The truck that dethroned the tuktuk takes the Philippine tricycle head on
hough wildly popular in Asia, the Super Carry has had a hard time in India, mostly due to this car: the Tata Ace. Tata has sold over 1.5 million units of these trucks over the past decade. It also sells an even smaller version, the Ace Zip, based on the Nano microcar. And the Zip outsells the Nano nearly three to one.
Marketed as an alternative to utility tricycles, the Ace costs some P100,000 less than the Super Carry. And it’s easy to see how it cuts costs to get there. While both trucks use leaf-sprung rear axles, the Tata also uses a leaf-andbeam front setup, with the steering rack connected straight to the left spindle. Having half the moving parts of Suzuki’s MacPherson setup promises good durability, but it proves squirrelly and crashy over bumps. With no positive location for the rear axle, there’s also wheel hop and axle tramp over the odd hump or rut. Which happens every 30sec out here in the provinces.
The two-cylinder engine is 100cc smaller than the Suzuki’s. Lacking a T turbo, it makes just half the horsepower. That ‘HT’ in the name stands for ‘high torque,’ an ironic tag for a truck with a rated top speed of 60kph. You can just reach 70kph on a good stretch, or 80kph if you floor the accelerator going downhill.
But with the skinny tires, skittish handling, and non-ABS brakes, I soon decide to respect Tata’s recommended top speed. I’d go slower, but I’m afraid of getting run down by trucks. At the highway minimum, hugging the rightmost lane, the Ace does 28-30km/L of diesel. See? Driving slowly does save you money.
While not great on the highway, light steering and a firm pedal make the Ace a great in-village delivery transport. There’s no radio, A/C, or 12V socket, but there are cutouts in the dash for both controls and vents, and helpful information placards on how to wire up accessories. The high seating position puts even this short writer’s head close to the ceiling, but it does make parking easier than in the Super Carry.
While the Suzuki has an edge on the highway, the Tata drinks less at low speeds. Possibly because nothing is slower. The gear ratios are so wide that acceleration suffers when you shift up into third at 25kph and fourth at 50kph. Considering the Ace’s low top speed, I’d rather have shorter ratios than highwayfriendly gearing.
It would also be nice to have more in-cabin storage, which is currently limited to a single dash-top shelf and a cargo net behind the seats for papers. I’d rather have a center bench seat than that big padded engine cover, and I’d trade the iffy under-seat pockets for better engine-bay access as well.

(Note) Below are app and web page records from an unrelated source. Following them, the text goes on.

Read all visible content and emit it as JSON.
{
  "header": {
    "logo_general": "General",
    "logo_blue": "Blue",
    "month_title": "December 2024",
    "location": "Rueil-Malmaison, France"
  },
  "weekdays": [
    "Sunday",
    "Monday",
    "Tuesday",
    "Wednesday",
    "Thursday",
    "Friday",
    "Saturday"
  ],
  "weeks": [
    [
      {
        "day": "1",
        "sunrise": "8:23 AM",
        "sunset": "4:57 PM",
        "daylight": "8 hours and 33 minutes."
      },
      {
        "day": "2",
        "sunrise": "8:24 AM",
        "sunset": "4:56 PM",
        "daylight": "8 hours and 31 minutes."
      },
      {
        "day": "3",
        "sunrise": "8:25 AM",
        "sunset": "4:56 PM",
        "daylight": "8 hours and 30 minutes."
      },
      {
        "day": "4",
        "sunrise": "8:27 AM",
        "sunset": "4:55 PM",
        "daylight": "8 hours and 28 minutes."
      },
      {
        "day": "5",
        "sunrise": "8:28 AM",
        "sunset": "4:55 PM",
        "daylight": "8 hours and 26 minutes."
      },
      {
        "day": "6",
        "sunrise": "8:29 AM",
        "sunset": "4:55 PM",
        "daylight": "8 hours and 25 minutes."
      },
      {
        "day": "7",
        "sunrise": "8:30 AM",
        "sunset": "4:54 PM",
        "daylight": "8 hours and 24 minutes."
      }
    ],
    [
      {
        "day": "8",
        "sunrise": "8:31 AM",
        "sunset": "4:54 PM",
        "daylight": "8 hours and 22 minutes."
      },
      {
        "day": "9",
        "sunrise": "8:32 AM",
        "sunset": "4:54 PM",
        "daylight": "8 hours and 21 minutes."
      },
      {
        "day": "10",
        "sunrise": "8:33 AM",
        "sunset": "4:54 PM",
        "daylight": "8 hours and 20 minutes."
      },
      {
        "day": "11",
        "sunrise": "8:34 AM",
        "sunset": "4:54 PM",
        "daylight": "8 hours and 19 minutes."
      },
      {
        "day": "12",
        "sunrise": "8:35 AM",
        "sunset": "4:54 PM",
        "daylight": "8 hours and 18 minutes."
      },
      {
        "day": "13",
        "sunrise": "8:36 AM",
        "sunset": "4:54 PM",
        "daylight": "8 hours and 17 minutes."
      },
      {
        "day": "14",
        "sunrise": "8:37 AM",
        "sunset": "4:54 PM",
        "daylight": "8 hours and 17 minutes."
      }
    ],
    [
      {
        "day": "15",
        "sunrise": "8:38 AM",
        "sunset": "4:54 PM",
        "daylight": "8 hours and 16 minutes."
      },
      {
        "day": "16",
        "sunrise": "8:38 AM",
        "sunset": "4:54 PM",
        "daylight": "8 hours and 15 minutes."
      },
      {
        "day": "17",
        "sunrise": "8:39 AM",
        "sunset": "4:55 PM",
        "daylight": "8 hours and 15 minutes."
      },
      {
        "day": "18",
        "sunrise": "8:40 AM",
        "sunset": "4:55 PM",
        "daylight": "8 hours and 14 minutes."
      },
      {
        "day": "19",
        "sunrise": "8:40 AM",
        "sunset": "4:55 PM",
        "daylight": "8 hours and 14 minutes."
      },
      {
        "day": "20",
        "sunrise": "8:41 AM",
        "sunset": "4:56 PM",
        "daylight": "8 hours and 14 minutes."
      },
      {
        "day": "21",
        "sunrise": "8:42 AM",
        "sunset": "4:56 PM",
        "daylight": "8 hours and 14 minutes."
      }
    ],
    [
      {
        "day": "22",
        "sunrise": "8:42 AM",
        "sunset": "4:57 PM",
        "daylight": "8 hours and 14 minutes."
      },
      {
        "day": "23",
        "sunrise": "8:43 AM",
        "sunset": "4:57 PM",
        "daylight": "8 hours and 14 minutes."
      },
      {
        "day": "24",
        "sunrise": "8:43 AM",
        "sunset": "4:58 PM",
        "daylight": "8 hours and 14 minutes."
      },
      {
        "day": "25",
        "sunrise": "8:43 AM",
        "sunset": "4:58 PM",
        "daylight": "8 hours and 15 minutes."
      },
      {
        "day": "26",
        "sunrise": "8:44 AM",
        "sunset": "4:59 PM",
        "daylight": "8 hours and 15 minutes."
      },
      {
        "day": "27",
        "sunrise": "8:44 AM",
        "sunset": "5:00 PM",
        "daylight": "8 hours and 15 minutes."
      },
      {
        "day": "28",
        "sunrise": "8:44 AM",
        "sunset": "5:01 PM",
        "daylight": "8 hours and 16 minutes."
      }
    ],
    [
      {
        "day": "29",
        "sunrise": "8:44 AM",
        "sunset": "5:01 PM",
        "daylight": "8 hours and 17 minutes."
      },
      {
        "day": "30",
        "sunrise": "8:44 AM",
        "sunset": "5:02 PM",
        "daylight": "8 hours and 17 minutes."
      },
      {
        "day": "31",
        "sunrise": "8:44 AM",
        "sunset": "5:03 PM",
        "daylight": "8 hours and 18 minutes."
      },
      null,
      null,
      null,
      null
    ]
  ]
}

In terms of rear cargo capacity, however, the Ace matches the more powerful Super Carry, and then some. This is the cheapest-per-kilogram truck on the market, perfect for inner city and barangay use.
Whether that’s enough to convince local buyers to go Indian over Japanese is another matter.
The drawback? People kept chasing us to ask “how much?”
Suzuki scrimped on the luxuries, but not the quality
This rugged truck is apocalypseproof. Trust us
The Ace is basic but functional, like AUVs of old